Why do people so often ignore blatant warning signs, either metaphorical ones or real ones?
Consider, for example, the Dexter Underpass:
“The bridge over Dexter-Pinckney Road was designed in 1890 by Frederick Blackburn Pelham, the first African American to graduate from the University of Michigan in engineering. But it might never have been built if Warner’s cow hadn’t calved on Sunday morning, March 20, 1887.
When Warner didn’t show up for church, his parents, Dennis and Martha Warner, became concerned. That afternoon they walked from their house in the village toward Charles’s farm, which he had taken over from them years before. As they began to cross the tracks, the Michigan Central’s Limited Express roared around the curve at forty-five miles per hour. Dennis Warner made it across, but his wife did not. “Mrs. Warner evidently became slightly confused, hesitated an instant, and just as she stepped from the track was struck by the pilot of the locomotive, throwing her head against the cylinder, crushing her skull and killing her instantly,” reported the Dexter Leader […]

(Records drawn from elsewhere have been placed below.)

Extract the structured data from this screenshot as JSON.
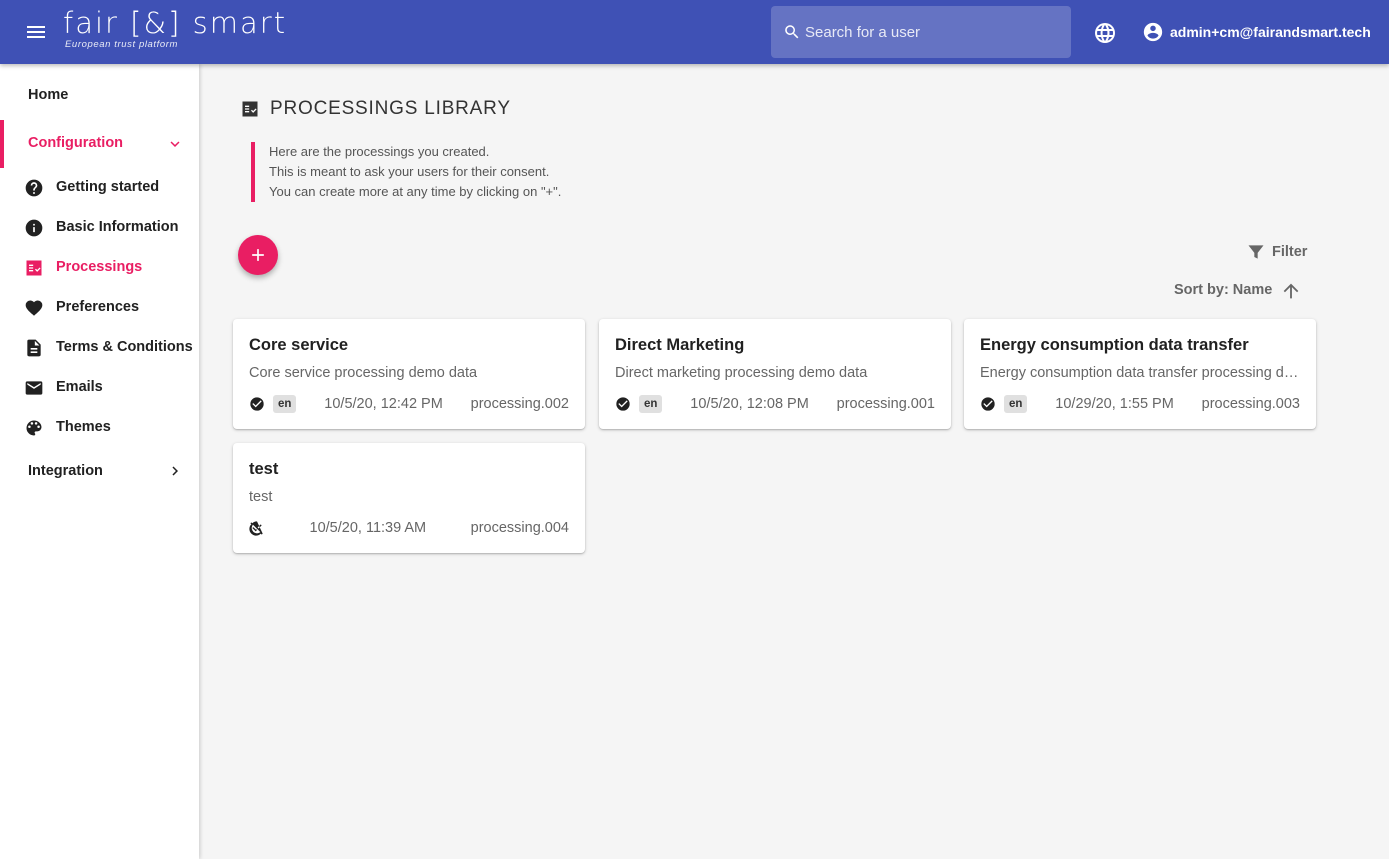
{
  "header": {
    "logo_text": "fair [&] smart",
    "logo_tagline": "European trust platform",
    "search_placeholder": "Search for a user",
    "user_email": "admin+cm@fairandsmart.tech",
    "background_color": "#3f51b5",
    "icons": [
      "menu-icon",
      "search-icon",
      "globe-icon",
      "account-circle-icon"
    ]
  },
  "sidebar": {
    "home": "Home",
    "configuration": "Configuration",
    "items": [
      {
        "label": "Getting started",
        "icon": "help-circle-icon"
      },
      {
        "label": "Basic Information",
        "icon": "info-icon"
      },
      {
        "label": "Processings",
        "icon": "processings-icon",
        "active": true
      },
      {
        "label": "Preferences",
        "icon": "heart-icon"
      },
      {
        "label": "Terms & Conditions",
        "icon": "document-icon"
      },
      {
        "label": "Emails",
        "icon": "mail-icon"
      },
      {
        "label": "Themes",
        "icon": "palette-icon"
      }
    ],
    "integration": "Integration",
    "accent_color": "#e91e63"
  },
  "main": {
    "title": "PROCESSINGS LIBRARY",
    "intro": [
      "Here are the processings you created.",
      "This is meant to ask your users for their consent.",
      "You can create more at any time by clicking on \"+\"."
    ],
    "filter_label": "Filter",
    "sort_label": "Sort by: Name",
    "cards": [
      {
        "title": "Core service",
        "description": "Core service processing demo data",
        "lang": "en",
        "date": "10/5/20, 12:42 PM",
        "code": "processing.002",
        "status": "published"
      },
      {
        "title": "Direct Marketing",
        "description": "Direct marketing processing demo data",
        "lang": "en",
        "date": "10/5/20, 12:08 PM",
        "code": "processing.001",
        "status": "published"
      },
      {
        "title": "Energy consumption data transfer",
        "description": "Energy consumption data transfer processing demo data",
        "lang": "en",
        "date": "10/29/20, 1:55 PM",
        "code": "processing.003",
        "status": "published"
      },
      {
        "title": "test",
        "description": "test",
        "lang": "",
        "date": "10/5/20, 11:39 AM",
        "code": "processing.004",
        "status": "draft"
      }
    ]
  }
}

The accident cast a “pall of gloom over the entire community,” reported the Leader. After the funeral, held at the Congregational church on Fifth Street, townsfolk began petitioning the railroad to build a bridge at the crossing. At the time the Michigan Central was making improvements all along the line, and the railroad assigned Pelham, a young civil engineer whose specialty was bridge building, to design new bridges over the road and over Mill Creek. Both elegant stone structures are still there, the latter behind the fire station at the end of Warrior Park.
[…]The Dexter underpass was the most unusual of the twenty bridges that Pelham designed in Michigan because of its skew arch, a design used when bridges are not perpendicular to crossings. Before putting in the stone arch, the workers dug under the rail bed and put in a temporary wooden frame…Stone bridges were the best available at the time for durability, strength, and easy maintenance, but only wealthier railroads could afford them.”

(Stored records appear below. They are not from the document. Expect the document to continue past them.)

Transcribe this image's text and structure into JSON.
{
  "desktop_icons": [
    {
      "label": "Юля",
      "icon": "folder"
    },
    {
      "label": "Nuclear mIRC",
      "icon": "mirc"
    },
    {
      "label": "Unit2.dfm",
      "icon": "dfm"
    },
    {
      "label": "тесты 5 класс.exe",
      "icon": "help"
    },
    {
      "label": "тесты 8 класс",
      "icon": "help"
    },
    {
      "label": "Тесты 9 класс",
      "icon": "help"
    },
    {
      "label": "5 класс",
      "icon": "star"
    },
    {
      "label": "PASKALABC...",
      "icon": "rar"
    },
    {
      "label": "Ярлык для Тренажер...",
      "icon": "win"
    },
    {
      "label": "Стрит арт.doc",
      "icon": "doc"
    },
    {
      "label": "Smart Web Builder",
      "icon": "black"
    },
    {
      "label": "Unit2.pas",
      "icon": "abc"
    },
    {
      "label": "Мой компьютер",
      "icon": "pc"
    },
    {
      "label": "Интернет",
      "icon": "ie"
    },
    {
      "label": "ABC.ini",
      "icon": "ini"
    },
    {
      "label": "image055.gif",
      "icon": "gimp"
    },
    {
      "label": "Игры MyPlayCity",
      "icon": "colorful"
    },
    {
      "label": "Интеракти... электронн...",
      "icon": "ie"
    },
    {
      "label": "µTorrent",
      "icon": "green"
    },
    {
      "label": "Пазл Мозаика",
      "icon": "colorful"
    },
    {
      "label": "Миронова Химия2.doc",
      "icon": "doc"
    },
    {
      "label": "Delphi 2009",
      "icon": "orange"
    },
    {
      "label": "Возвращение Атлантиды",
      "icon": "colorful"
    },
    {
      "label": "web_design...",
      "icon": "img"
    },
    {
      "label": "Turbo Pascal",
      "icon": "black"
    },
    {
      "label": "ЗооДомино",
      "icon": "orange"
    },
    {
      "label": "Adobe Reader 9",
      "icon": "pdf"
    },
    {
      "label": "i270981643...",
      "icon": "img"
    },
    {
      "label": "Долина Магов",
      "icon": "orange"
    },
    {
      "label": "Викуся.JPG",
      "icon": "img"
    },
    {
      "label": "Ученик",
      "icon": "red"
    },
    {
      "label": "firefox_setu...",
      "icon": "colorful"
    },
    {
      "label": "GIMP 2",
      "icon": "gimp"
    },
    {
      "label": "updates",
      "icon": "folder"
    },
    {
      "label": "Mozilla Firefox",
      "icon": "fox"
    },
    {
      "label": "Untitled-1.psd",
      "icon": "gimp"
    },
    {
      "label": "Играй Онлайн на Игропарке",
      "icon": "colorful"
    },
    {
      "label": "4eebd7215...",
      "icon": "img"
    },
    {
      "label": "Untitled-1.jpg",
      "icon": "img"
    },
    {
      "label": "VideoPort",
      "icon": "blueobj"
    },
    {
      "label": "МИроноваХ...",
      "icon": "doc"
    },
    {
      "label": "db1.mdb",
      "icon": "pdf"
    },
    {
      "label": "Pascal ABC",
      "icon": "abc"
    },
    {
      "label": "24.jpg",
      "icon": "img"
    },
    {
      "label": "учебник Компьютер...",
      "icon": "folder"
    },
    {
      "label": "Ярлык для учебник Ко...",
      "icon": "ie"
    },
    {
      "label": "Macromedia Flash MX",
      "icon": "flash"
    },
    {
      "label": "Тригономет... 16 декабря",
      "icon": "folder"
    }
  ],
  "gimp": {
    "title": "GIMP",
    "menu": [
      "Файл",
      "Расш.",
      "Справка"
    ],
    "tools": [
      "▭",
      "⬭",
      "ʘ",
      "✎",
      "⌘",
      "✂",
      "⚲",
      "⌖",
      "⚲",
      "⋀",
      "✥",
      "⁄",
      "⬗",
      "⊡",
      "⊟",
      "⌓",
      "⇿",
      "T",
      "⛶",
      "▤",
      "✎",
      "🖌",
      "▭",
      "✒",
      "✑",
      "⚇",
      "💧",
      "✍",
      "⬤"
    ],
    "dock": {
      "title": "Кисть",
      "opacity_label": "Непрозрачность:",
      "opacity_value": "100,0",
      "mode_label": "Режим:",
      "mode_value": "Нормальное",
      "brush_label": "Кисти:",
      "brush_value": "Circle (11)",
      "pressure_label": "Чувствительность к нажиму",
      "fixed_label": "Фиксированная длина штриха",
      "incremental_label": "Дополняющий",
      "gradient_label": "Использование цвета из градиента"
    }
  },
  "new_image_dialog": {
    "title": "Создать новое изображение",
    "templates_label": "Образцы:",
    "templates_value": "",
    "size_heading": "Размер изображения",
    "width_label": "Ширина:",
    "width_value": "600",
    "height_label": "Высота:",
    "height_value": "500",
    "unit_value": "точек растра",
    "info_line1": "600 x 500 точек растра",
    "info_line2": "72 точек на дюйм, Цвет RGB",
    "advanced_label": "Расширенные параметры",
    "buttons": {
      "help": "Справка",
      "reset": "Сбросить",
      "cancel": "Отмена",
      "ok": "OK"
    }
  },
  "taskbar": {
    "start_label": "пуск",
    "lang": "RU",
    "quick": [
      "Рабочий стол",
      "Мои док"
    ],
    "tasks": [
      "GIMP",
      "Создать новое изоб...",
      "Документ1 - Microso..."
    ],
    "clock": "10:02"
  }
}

As you drive toward the bridge from either side, about a mile out you see a sign warning you that there is a low bridge ahead. Then, half a mile out you see another sign warning you about the low bridge ahead. Then, as you approach the bridge…well, here is the picture I took from my minivan earlier this evening:
That’s right, there’s a third warning sign, and the height of the bridge is prominently displayed on the underpass as well. Nevertheless, driving home from a church event last Saturday, we came upon this:
That’s a semi truck wedged under the bridge, with an enormous tow truck backing up to it. The fire department was out there, too; my youngest daughter wanted to know why the firemen couldn’t spray soapy water on it or spread peanut butter around it like you do when you get gum stuck in your long hair.
Lest you think this is a one-off occurrence, here are pictures of a few other recent similar events at the Dexter Underpass:
“I’m offended you’d even suggest that I might want to take another route around that low bridge! Low bridges are a constraint on my freedom! I shall plow right through, mind over matter! I just gotta be free to be me and do what I do, and I’m a high-overpass kind of a person!”
It never ends well; man-(or woman)-versus-reality contests usually don’t.
He who has ears to hear, let him hear.